In the story, the Canterville Ghost gave Virginia a box of jewels before he died.
Upon Virginia's return to her family, she presented her father, Mr. Otis, with the box of jewels. Later, however, Mr. Otis offered the box of jewels back to Lord Canterville because he felt that the priceless gems rightly belonged to the Canterville family, rather than his own. As a simple man from a working-class background, Mr. Otis did not feel that he had a right to lay claim to what was obviously his aristocratic counterpart's property. Additionally, the gems were of "great monetary worth, and if offered for sale would fetch a tall price." To Mr. Otis, it was quite clear that the jewels were Canterville heirlooms, and he wanted to return them to their original owners.
The only thing Mr. Otis requested was that Virginia be allowed to retain the box the jewels came in. Despite his surprise at a child of his "expressing sympathy with mediaevalism in any form," Mr. Otis felt compelled to speak on behalf of his beloved daughter.
For his part, Lord Canterville refused to accept ownership of the jewels. He assured Mr. Otis that Virginia had rendered his "unlucky ancestor, Sir Simon, a very important service" and that he and his family were indebted to Virginia for her "marvellous courage and pluck." Also, Lord Canterville proclaimed that, if he were heartless enough to take the jewels from Virginia, the Canterville Ghost would no doubt "be out of his grave in a fortnight..."

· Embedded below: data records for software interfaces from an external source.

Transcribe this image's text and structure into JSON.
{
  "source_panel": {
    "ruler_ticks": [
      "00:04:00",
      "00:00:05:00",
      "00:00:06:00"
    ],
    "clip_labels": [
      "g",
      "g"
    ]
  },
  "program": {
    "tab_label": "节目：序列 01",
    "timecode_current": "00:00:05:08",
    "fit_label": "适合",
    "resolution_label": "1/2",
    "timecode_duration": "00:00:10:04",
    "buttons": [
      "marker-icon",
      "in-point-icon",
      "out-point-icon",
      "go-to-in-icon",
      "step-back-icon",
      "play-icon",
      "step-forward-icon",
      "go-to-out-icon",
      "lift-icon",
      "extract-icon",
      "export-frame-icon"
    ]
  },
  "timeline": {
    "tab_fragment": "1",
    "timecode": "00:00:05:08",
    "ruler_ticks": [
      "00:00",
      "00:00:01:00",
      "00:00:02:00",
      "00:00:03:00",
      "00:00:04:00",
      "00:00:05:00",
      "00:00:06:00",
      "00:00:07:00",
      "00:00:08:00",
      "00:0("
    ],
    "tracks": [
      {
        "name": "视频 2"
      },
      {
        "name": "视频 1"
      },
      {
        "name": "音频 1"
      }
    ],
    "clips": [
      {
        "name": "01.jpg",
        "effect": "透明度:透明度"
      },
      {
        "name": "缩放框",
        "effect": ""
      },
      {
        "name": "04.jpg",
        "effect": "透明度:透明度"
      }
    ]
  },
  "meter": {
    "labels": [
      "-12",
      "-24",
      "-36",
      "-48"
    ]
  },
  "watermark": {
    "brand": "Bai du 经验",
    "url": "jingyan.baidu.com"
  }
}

Additionally, since the jewels were never mentioned in a will or legal document, Lord Canterville maintained that he had no more claim on the jewels than anyone else. So, this was how Virginia came to retain the jewels and to wear them on the occasion of her marriage to the Duke of Cheshire.